Foreign bodies irritating the eye may be caused by an eyelash, a speck of dust or debris, or even a shard of rust. Foreign bodies can damage the cornea and need to be removed by a veterinarian quickly.
Although removing the foreign body from your dog’s eye yourself is suggested on the internet, I don’t recommend it as it can lead to more damage than good.
Symptoms of Foreign Bodies
Here are the symptoms of foreign bodies that might be stuck in your dog’s eye. If you see this, you may want to either look for yourself or take it to the vet.
- Extreme tearing
- Lack of appetite
- Pawing at the eye
- A visible foreign body
How to Treat Foreign Bodies

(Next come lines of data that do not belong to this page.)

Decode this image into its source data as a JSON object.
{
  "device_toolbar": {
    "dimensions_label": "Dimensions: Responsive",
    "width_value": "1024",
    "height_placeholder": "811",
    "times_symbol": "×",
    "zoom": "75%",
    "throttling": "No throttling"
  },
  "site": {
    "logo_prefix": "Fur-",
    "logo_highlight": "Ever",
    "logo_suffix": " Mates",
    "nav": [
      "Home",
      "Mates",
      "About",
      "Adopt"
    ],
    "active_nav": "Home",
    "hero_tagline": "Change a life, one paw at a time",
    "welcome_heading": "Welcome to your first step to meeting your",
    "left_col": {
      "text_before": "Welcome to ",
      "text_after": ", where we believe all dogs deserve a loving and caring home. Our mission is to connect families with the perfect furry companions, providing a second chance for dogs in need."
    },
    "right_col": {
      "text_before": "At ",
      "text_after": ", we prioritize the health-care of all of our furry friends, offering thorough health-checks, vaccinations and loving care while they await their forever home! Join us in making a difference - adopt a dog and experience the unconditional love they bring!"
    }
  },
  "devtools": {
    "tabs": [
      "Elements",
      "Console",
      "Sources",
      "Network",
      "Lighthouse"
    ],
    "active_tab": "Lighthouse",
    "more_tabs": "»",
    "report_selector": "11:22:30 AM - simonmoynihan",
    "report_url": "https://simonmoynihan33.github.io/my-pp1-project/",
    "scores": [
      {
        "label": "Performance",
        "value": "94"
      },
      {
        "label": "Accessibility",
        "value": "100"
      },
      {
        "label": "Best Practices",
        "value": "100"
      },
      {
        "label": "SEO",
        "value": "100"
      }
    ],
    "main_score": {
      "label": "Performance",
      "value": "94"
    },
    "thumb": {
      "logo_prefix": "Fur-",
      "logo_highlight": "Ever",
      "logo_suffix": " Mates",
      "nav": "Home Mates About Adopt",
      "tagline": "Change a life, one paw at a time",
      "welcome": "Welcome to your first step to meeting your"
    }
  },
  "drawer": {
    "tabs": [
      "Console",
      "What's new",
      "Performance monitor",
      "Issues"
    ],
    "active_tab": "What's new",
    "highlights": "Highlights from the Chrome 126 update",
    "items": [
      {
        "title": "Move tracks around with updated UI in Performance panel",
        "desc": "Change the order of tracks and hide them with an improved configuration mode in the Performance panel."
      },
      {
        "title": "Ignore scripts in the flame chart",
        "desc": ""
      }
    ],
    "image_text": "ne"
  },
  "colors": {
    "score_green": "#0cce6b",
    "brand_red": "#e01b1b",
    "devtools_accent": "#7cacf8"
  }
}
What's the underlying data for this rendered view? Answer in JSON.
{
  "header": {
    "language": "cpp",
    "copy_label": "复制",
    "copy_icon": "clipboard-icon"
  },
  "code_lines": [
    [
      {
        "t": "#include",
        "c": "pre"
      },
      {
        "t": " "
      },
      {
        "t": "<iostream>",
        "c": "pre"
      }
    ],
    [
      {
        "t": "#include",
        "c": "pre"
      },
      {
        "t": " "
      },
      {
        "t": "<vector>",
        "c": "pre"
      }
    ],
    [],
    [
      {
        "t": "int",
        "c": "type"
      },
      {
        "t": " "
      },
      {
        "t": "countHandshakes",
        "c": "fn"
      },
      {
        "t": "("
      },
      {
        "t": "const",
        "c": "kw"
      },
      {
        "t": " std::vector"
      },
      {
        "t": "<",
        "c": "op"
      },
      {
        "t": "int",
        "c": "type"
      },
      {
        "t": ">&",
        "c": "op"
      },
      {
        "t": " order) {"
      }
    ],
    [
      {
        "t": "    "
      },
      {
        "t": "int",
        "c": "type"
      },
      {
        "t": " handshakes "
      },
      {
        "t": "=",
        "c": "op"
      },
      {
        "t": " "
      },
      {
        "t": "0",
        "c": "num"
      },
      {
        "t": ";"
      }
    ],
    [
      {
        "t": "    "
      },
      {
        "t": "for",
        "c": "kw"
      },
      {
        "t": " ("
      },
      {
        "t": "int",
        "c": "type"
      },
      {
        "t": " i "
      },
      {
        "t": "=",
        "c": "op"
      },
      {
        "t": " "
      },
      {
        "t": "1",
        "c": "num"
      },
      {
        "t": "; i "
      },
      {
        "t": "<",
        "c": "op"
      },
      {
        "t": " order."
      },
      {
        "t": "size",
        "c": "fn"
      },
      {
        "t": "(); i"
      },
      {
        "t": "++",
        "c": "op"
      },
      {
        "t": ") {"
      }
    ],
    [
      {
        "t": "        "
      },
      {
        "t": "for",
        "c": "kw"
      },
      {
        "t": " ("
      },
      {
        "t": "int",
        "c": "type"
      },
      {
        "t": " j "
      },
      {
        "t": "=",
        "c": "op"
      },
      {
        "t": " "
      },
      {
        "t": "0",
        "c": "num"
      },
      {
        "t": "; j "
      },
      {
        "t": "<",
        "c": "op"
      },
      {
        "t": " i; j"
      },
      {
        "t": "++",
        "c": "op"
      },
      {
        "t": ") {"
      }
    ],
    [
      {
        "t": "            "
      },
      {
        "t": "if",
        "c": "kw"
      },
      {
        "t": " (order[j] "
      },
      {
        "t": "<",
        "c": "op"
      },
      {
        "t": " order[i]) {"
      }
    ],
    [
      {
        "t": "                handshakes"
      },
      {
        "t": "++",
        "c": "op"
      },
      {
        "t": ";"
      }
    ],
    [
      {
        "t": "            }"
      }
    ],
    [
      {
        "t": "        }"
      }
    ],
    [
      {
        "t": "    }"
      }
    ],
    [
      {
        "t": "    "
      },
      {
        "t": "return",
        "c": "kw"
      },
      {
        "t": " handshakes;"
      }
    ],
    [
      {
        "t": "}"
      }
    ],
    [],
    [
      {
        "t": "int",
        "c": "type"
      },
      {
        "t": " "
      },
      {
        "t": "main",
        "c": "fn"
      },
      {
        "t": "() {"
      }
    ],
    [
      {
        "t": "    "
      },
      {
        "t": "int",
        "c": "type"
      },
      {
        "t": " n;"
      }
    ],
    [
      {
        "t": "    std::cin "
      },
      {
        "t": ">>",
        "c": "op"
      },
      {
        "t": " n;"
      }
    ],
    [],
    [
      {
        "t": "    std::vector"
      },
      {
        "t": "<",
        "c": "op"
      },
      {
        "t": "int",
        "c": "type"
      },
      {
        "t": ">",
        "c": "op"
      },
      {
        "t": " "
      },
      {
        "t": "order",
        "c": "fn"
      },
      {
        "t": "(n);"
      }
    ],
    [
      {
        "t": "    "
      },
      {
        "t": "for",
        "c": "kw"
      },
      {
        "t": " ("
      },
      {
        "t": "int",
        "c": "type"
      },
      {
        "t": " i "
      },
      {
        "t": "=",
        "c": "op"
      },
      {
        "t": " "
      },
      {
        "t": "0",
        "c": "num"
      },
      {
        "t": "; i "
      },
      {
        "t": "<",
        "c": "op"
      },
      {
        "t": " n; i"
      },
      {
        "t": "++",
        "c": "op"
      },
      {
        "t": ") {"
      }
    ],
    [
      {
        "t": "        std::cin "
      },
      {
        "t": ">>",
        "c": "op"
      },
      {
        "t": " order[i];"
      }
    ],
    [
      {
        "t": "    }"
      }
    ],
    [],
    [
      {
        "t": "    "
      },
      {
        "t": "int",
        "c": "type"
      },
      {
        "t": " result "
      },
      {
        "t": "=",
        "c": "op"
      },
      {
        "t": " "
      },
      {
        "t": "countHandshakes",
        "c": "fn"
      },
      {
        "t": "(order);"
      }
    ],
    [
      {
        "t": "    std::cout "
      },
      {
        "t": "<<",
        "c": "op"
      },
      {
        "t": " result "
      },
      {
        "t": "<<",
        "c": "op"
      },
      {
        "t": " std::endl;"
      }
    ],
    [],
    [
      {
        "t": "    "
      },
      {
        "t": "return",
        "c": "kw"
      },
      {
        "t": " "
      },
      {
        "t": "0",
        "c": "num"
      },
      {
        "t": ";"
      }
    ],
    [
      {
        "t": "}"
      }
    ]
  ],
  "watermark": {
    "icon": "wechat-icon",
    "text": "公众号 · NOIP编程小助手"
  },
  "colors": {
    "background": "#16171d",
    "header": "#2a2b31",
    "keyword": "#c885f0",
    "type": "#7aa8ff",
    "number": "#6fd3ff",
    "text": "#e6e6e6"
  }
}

Your Springer Spaniel may need to be put to sleep under an anesthetic to remove the foreign body safely. Otherwise, the veterinarian may numb the eye with drops before removing the foreign body by flushing the eye out with sterile water or with forceps.
Your dog will typically be prescribed antibiotics, and pain-relieving eye drops.
4. Dry Eye
A dry eye may not sound like a big deal, but trust me, it can affect your dog’s life terribly. This condition occurs when the eyes don’t make enough tears to lubricate the eye, which causes dryness and pain.
Dry eye is caused by aging, an unbalanced tear film, eyelids not closing all the way, or diseases that prevent your dog from making tears.
Symptoms of Dry Eyes
Your Springer Spaniel might be experiencing dry eyes if they show the following symptoms:
- Sticky eyes
- Crusty eyes that are difficult to open
- Excessive blinking
- Pawing at their eyes
How to Treat Dry Eye
You nor your veterinarian can cure your dog’s dry eye. However, it can be managed through prescribed drops, artificial tear drops, antibiotic eye drops, eye wipes, and if nothing brings relief, possibly surgery.
To keep your dog’s eyes comfortable, never stop using the eye drops prescribed by your veterinarian and keep your dog out of the wind and away from heaters, fans, or air conditioners.
Several conditions may go away on their own, but your Springer Spaniel may have a severe case that may lead to complications, or they may have underlying conditions that need to be treated.
If your dog is in discomfort or pain, take them to the veterinarian. Most eye conditions can be treated and resolved if caught early.
Not all red eyes can be cured, but they can be managed. It is important to regularly place the eye drops into your dog’s eyes throughout the day, and it will be a lifelong requirement to keep them comfortable and healthy.
- VCA: Uveitis in Dogs
- Daily Paws: Canine Conjunctivitis: How to Recognize and Treat Pink Eye in Dogs
- Small Door Vet: Conjunctivitis (Pink Eye) in Dogs
- Memphis Veterinary Specialists: Symptoms of Conjunctivitis in Dogs
- Veterinary Vision Center: Something In Your Eye? Corneal Foreign Bodies In Pets
- Neater Pets: Does Your Dog Have Red Eyes? Symptoms, Causes, and Treatments
- Pdsa: Dry eye in dogs